Plans for a large-scale demonstration that was set to occur this weekend are now uncertain as police crack down on pro-democracy supporters. The Civil Human Rights Front has formally cancelled the protest scheduled for Saturday after three young democracy leaders were charged with unauthorized assembly and three pro-democracy lawmakers were arrested on other charges. As tensions continue to escalate because of the arrests, some demonstrators have indicated their intent to participate in the event, even if it is officially cancelled. The Hong Kong Police have formally banned the demonstration over safety concerns that participants would commit "violent and destructive acts."
Blinding Big Brother . . .
Hong Kong protesters have also begun targeting and attacking ‘smart’ lampposts that are equipped with Bluetooth-enabled surveillance equipment. Some citizens fear that this new technology will allow authorities to read information embedded in the new Hong Kong identification cards, which now carry radio-frequency identification capabilities that can be read by contact-less scanners. This raises the concern that authorities will be able to track citizens in real-time, allowing them to spy on pro-democracy activists and dissidents. Raising further concern, in the early hours of Thursday morning, Chinese military vehicles were seen moving across the border into Hong Kong, in what the Chinese People’s Liberation Army described as a routine drill.
What next for Hong Kong?
The latest poll out of Hong Kong University shows that Chief Executive Carrie Lam’s popularity rating has dipped to 24.6 points out of 100, the lowest level of support for any leader after the handover. According to Reuters, Beijing has rejected a proposal from Lam’s government to formally withdraw the extradition bill and ease tensions within Hong Kong, leaving her options limited.
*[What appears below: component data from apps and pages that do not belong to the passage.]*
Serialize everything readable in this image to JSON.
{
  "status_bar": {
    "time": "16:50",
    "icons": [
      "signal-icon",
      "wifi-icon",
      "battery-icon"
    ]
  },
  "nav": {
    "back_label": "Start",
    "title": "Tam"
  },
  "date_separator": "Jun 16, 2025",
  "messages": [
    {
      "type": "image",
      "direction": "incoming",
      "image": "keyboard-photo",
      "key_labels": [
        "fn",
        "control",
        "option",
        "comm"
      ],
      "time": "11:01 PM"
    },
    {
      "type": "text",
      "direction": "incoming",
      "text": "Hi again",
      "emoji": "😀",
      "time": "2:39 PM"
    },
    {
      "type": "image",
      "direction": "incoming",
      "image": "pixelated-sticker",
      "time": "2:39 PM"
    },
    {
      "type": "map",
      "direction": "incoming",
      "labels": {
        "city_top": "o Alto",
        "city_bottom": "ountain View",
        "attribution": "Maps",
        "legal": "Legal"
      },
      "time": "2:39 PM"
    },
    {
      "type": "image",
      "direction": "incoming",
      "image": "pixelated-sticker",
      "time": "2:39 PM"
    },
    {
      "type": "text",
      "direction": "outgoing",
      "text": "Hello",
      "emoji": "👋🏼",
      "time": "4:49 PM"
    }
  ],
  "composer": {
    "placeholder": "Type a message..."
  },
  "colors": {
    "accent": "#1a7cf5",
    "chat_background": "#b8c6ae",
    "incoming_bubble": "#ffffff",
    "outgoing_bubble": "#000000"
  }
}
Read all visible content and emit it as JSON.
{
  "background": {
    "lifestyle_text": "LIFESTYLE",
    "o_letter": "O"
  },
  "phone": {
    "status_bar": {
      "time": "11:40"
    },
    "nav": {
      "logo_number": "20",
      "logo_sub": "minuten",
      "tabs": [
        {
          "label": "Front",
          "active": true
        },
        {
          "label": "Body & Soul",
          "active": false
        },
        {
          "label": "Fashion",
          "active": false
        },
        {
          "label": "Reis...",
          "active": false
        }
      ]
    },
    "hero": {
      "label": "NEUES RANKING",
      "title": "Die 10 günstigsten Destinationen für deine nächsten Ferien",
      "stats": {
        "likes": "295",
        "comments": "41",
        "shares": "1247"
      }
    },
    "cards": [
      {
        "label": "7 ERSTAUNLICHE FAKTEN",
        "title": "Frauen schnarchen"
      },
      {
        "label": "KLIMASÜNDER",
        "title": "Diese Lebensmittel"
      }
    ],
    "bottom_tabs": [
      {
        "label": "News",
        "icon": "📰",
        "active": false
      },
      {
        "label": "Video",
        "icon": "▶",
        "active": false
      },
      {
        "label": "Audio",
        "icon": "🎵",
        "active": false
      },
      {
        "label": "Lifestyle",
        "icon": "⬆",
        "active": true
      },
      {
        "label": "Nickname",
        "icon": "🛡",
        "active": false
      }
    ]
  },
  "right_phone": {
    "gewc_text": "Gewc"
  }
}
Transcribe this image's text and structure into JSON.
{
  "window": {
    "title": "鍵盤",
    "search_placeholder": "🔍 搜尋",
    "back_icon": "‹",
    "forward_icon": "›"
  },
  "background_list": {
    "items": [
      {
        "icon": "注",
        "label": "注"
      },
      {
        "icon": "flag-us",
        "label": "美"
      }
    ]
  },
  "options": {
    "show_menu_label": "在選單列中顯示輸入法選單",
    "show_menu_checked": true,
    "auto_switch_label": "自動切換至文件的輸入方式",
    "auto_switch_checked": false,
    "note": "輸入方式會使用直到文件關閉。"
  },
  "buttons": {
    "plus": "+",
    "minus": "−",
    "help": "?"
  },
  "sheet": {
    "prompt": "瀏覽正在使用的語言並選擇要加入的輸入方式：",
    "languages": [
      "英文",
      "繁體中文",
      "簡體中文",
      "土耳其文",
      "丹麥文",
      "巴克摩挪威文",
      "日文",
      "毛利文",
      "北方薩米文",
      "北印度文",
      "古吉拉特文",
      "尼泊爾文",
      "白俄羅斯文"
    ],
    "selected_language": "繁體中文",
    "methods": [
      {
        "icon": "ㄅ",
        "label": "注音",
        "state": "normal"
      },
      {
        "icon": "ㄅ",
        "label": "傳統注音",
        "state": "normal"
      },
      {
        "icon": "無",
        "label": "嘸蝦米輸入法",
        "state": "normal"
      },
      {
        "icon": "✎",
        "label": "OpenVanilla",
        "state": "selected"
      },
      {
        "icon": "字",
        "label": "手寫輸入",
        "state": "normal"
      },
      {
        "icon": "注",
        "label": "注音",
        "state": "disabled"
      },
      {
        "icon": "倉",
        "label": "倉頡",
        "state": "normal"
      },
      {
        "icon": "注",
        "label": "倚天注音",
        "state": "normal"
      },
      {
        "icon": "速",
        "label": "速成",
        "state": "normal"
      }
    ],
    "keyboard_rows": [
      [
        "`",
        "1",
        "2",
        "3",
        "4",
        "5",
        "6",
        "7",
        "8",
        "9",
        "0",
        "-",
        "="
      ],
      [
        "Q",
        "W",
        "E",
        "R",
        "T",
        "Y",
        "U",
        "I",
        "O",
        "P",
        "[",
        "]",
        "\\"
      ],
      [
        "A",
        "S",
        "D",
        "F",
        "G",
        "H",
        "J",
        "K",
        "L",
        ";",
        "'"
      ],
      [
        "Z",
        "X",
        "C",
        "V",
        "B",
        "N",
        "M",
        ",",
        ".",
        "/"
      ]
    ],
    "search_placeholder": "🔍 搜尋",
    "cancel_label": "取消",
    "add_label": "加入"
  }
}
This past week, Lam stated she may consider using a controversial Emergency Regulations Ordinance that would grant the government sweeping powers to “stop the violence and chaos.”
- The Guardian: Hong Kong march cancelled as pro-democracy leaders arrested
- Channel NewsAsia: China rejected Hong Kong leader Carrie Lam's proposal to appease protesters: Sources
- Asia Times: Surveillance fears over new HK ID cards